Dundas Street - Edinburgh
Top 6 Mortgage Misconceptions
Many people dream of owning their own home but think they won’t be able to get a mortgage to fund it due to common misconceptions.
Our adviser Ashley Mason busts the top 6 mortgage myths which may be costing you your dream home.
1. You can’t get a mortgage if you’ve just changed jobs
Many people think they need to have been with their current employer for at least six months in order to get a mortgage. Whilst this may be the case for some lenders, the majority of lenders don’t expect this, as long as you can evidence that you’ve been in employment for the last 12 months. The main thing is that you can provide payslips to prove you’ve had a permanent source of income for the past year and that there has been a natural progression from one job to another.
2. Self-employed people will suffer from higher interest rates
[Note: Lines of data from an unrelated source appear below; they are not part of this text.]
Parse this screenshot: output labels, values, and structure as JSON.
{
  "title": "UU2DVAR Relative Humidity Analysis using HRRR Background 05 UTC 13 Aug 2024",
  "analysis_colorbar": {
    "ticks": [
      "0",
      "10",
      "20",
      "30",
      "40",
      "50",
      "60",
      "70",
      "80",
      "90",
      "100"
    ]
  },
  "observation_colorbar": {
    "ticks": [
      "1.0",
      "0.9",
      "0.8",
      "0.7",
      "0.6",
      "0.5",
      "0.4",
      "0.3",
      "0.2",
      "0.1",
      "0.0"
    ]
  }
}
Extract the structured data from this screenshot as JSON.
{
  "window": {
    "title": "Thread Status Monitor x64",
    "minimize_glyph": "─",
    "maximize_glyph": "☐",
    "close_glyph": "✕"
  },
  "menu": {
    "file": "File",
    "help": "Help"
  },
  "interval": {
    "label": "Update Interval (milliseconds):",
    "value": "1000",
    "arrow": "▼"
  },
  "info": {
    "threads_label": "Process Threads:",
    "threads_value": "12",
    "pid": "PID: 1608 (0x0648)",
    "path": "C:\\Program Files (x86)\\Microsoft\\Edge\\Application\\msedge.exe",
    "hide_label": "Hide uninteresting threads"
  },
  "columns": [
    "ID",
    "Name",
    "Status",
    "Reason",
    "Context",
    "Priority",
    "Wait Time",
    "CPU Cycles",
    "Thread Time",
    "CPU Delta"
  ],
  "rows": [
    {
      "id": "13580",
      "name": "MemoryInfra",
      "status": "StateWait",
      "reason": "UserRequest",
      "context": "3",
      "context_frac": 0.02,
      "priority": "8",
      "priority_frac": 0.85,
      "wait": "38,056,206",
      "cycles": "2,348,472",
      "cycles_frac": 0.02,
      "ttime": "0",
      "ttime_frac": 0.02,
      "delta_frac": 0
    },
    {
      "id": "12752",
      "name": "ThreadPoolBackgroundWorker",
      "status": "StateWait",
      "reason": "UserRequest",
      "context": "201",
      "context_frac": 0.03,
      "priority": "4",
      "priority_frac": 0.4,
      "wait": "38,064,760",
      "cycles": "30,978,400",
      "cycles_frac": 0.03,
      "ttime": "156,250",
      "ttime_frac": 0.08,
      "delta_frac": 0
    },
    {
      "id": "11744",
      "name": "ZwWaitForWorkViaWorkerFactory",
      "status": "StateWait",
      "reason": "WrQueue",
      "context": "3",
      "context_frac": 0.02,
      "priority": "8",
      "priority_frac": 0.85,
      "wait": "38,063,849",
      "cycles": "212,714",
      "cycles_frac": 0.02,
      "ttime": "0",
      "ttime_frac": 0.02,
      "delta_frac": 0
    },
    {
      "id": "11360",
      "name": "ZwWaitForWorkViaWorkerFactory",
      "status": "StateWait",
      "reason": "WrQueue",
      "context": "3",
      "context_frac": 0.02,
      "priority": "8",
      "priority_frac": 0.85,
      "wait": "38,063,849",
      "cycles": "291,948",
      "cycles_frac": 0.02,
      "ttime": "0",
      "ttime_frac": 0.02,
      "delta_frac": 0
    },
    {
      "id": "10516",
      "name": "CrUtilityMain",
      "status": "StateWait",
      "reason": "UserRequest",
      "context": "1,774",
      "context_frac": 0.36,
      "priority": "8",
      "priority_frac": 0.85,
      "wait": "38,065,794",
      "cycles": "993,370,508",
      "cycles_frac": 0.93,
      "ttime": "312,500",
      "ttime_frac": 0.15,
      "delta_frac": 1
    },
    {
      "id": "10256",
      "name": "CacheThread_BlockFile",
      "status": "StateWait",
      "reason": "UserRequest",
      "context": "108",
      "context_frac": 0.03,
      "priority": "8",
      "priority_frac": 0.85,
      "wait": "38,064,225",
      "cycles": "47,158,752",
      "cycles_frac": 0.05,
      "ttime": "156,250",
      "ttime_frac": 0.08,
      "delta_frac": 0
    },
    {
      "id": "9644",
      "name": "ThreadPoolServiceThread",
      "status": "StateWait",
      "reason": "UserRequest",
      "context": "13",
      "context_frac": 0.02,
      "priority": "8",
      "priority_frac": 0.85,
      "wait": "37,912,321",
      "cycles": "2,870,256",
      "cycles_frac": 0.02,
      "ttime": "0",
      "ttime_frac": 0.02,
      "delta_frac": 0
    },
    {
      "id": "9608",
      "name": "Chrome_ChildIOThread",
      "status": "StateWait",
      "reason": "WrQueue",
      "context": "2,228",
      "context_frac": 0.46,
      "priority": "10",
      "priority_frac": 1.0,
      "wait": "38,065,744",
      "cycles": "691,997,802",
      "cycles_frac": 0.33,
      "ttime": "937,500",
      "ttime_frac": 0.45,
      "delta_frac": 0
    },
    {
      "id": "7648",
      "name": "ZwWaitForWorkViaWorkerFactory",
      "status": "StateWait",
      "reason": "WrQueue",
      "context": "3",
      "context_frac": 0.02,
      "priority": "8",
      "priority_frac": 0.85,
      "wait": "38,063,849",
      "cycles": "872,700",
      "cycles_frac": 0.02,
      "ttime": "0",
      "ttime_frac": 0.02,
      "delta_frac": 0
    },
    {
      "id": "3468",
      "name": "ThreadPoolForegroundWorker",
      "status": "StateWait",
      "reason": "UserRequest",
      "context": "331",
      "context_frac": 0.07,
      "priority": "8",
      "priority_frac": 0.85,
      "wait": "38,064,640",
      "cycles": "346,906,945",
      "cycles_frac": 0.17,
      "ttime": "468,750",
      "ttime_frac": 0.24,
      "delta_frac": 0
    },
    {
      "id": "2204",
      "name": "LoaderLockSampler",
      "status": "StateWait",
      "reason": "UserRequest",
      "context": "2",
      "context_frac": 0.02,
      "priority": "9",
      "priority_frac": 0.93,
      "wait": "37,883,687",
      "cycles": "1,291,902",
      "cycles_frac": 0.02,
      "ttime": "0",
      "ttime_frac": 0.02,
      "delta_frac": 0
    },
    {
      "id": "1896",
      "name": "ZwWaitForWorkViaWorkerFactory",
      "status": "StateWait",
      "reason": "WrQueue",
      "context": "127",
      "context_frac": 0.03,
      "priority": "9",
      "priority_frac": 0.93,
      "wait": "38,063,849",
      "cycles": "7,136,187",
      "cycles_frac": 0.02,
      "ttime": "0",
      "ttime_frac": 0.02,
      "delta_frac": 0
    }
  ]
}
There’s a common misconception that those who are self-employed will have to pay a higher interest rate on their mortgage, which may be deterring such people from looking into their mortgage options. However, this is usually not the case. As long as they can provide two years of accounts, there are lenders who are willing to provide the same rate to the self-employed as those who have an employer.
3. The interest rate lasts for the whole term of the mortgage
In some countries, you have to pay the same interest rate you initially agreed to for the length of your mortgage term. However, in the UK it’s more common to change your mortgage rate throughout the term. You may be able to change the product you’re on, as well as the lender you’re borrowing from, which may lead to a reduction in your interest rate.
4. The rate you pay is based on your credit score
Whilst your credit score is an important factor when applying for a mortgage, different lenders will use your credit score in different ways. Not all lenders will base the rate on your credit score and many deem the loan-to-value (LTV) and affordability to be more important when determining the rate. However, keep in mind that your credit score is still an important factor in your mortgage application, therefore it’s still beneficial to try and improve it in advance of your application.
5. You need to have a large deposit
It’s a common belief that you need to save tens of thousands of pounds in order to fund a deposit for a mortgage. Whilst it’s advised to save as much as possible for a deposit, it’s very common for people to get a mortgage with just a 5% deposit with a respectable interest rate. Also keep in mind that there are many government schemes available which help to build your deposit, such as Help to Buy and LIFT.
6. Your mortgage gets written off if you pass away
Many people are shocked to hear that even if they die, their mortgage debt isn’t wiped off. In this situation, the mortgage debt would need to be paid back to the lender before any money from the estate could be claimed by whoever is written into your will. If the mortgage couldn’t be repaid, then the house would have to be sold. It’s therefore important to think about protecting yourself and your mortgage in case the worse was to happen, so that your next of kin would be able to retain your property.
Still have some mortgage questions? Contact Ashley our one of our other specialist advisers on 0800 652 6649 or email firstname.lastname@example.org
Because we play by the book we want to tell you that…
Your home may be repossessed if you do not keep up repayments on your mortgage.
There may be a fee for mortgage advice. The actual amount you pay will depend upon your circumstances.
The fee is up to 1%, but a typical fee is 0.3% of the amount borrowed.